When Yen Trinh came to study at UW-La Crosse from Vietnam, understanding American banking was a challenge. Big, American bank brands like Wells Fargo and Bank of America didn’t ring a bell. She had more questions than answers about the best bank for making international transactions and more.
Trinh, a junior, and UW-L senior Devan Johnson hope to improve an international students’ understanding of bank choices and financial literacy with a research project they’ll launch next fall with a UW-L Undergraduate Research and Creativity grant for $1,300. Both are finance and marketing majors working with their mentor on the project, Shane Van Dalsem, an associate professor of finance.
Their research is purposefully an international collaboration, involving an international student, Trinh, and domestic student, Johnson, from Appleton, Wis. Their grant is the first awarded through the URC’s Scholars without Borders program, an initiative to link international and domestic students in collaborative research, says Scott Cooper, UW-L director of undergraduate research.
Cooper is hopeful the program expands as more students become aware of this international, collaborative research opportunity. Scholars without Borders should be replicated throughout the U.S., says Jay Lokken, UW-L director of International Education.

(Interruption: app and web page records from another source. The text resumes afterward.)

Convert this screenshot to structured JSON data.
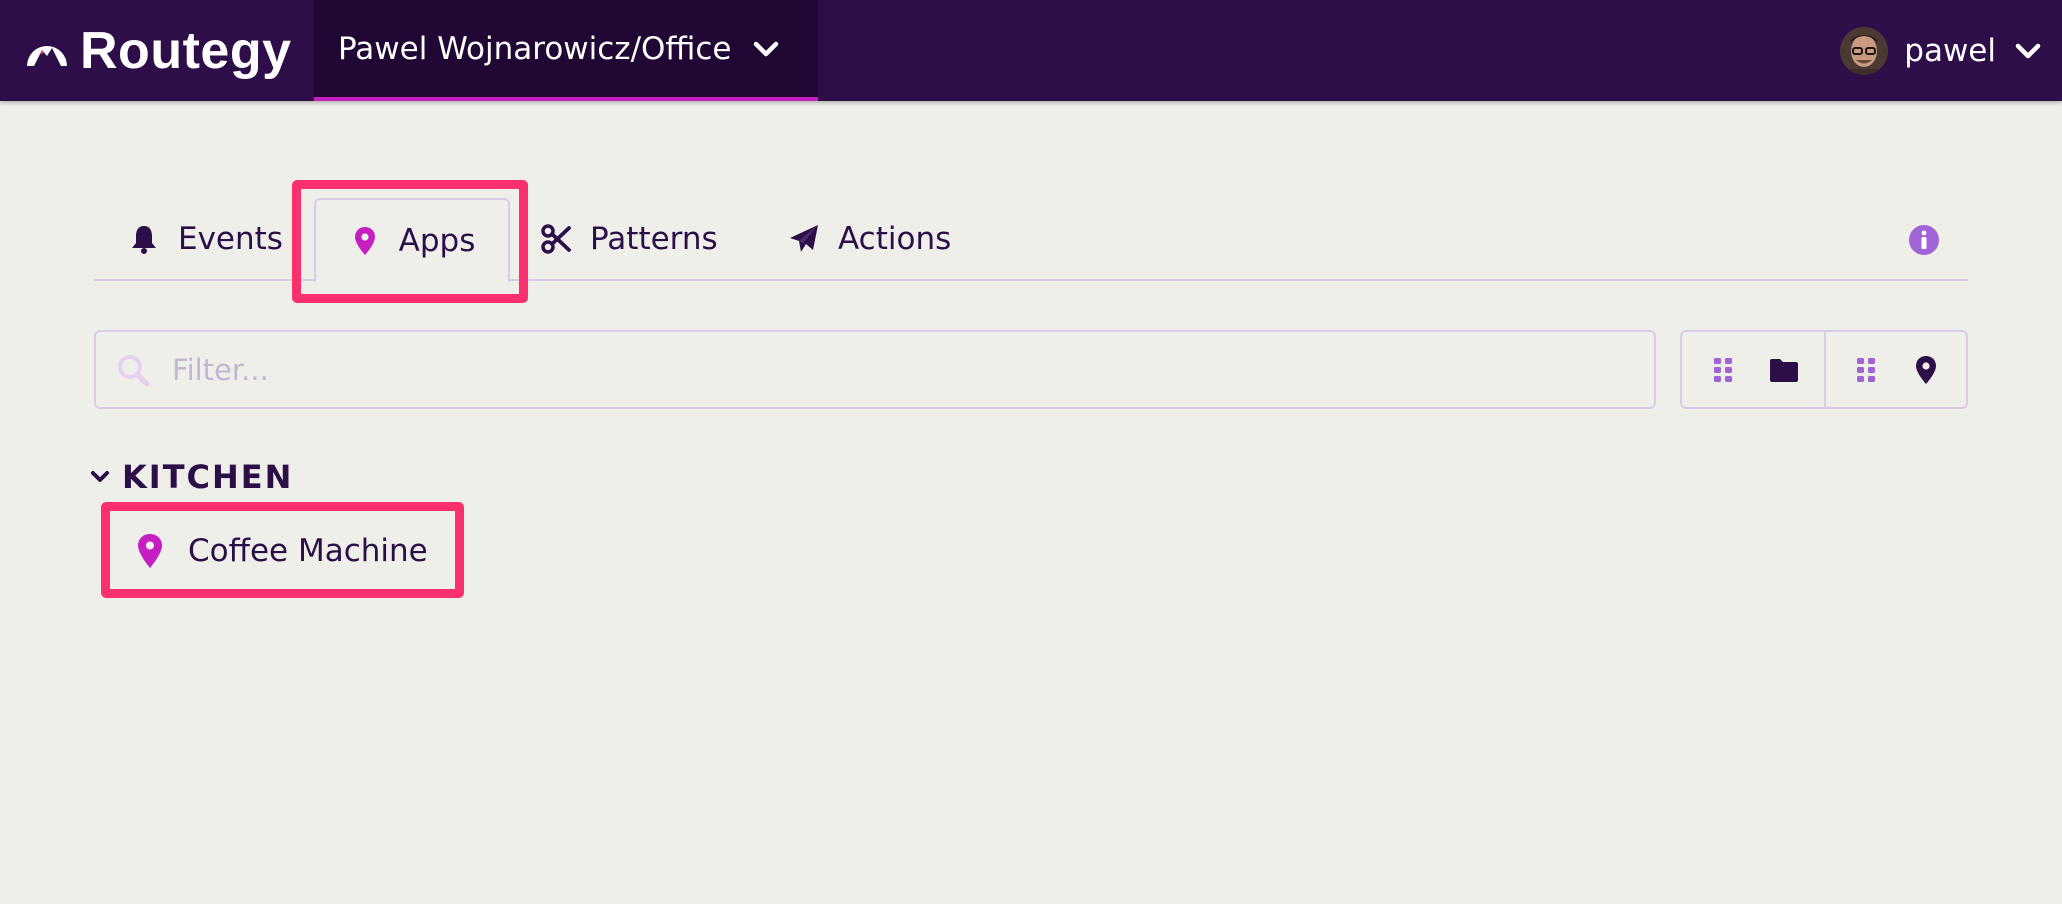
{
  "header": {
    "brand": "Routegy",
    "org_switcher": {
      "label": "Pawel Wojnarowicz/Office",
      "icon": "chevron-down-icon"
    },
    "user": {
      "name": "pawel",
      "avatar": "user-avatar",
      "icon": "chevron-down-icon"
    }
  },
  "tabs": [
    {
      "label": "Events",
      "icon": "bell-icon",
      "active": false
    },
    {
      "label": "Apps",
      "icon": "map-pin-icon",
      "active": true
    },
    {
      "label": "Patterns",
      "icon": "scissors-icon",
      "active": false
    },
    {
      "label": "Actions",
      "icon": "paper-plane-icon",
      "active": false
    }
  ],
  "filter": {
    "placeholder": "Filter...",
    "value": "",
    "icon": "search-icon"
  },
  "view_toggles": [
    {
      "name": "group-by-folder",
      "icons": [
        "grid-icon",
        "folder-icon"
      ]
    },
    {
      "name": "group-by-location",
      "icons": [
        "grid-icon",
        "map-pin-icon"
      ]
    }
  ],
  "groups": [
    {
      "title": "KITCHEN",
      "expanded": true,
      "items": [
        {
          "label": "Coffee Machine",
          "icon": "map-pin-icon"
        }
      ]
    }
  ],
  "colors": {
    "topbar": "#2e0e49",
    "org_switcher_bg": "#200734",
    "accent_magenta": "#c51fc4",
    "highlight": "#fc306d",
    "text_dark": "#2c0f49",
    "icon_lavender": "#a064d6",
    "background": "#efefea",
    "border": "#dacbe9"
  }
}
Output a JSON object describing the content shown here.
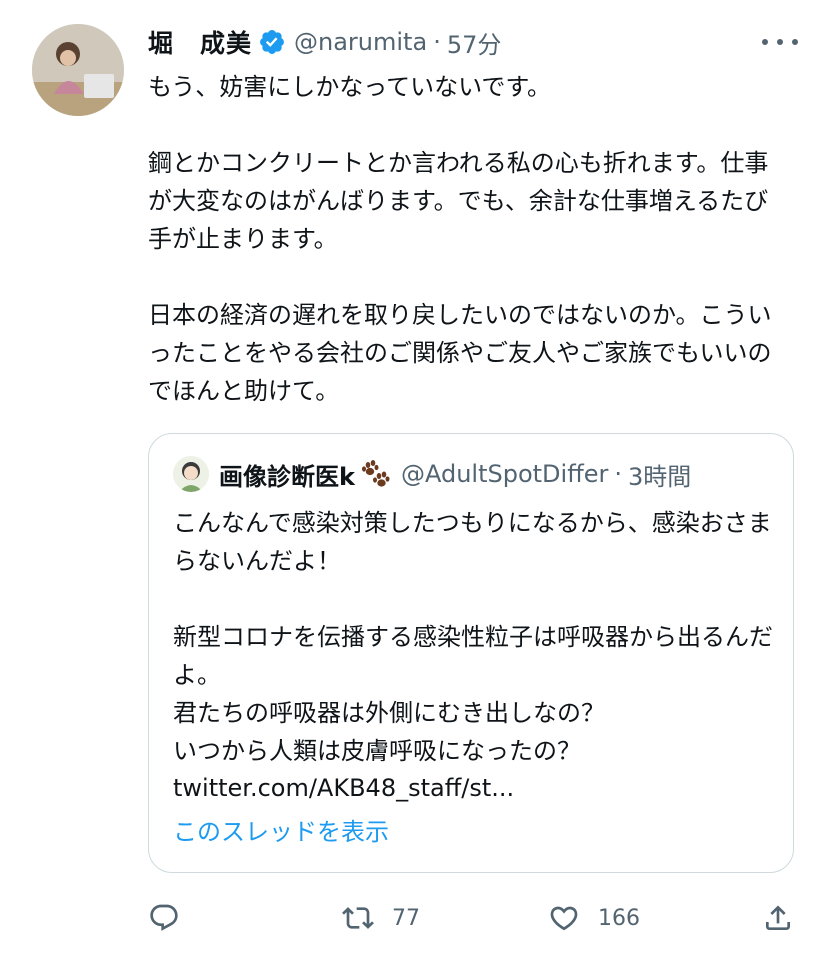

“As the global market and international research collaborations continue to grow, our students will find themselves interacting in a global venue,” says Lokken. “The experience they receive as student researchers will increase their research and collaboration skill sets, and set them apart in the international research arena.”
Trinh, Johnson and Van Dalsam are breaking new ground with the successful start of this program and their efforts should be commended and replicated, says Lokken.
“We have different backgrounds and perspectives so we can support each other,” says Trinh about her research partner.
Trinh and Johnson plan to send out an online survey fall semester to UW-L students as well as students from a few other colleges in hopes of understanding international student preferences in banking and measure their financial literacy. Trinh hypothesizes that factors such as physical location and international services will be important.
Ultimately, the two want to help the UW-L Office of International Education offer more programs to improve financial literacy, as well as offer more options for students to choose from when selecting a bank.
Collaborative research will help Johnson gain experience to pursue a future career in an international finance. Moreover, he says it will help international students.
“Financial literacy is a fundamental building block for a successful future,” he notes. “Especially for international students coming to La Crosse, it’s good that they have a strong foundation to build upon.”
Cooper, also a professor of biology, has watched international students work with domestic students in his lab on a joint undergraduate research grant. “When students work together on a common project, many of the cultural differences melt away,” he says.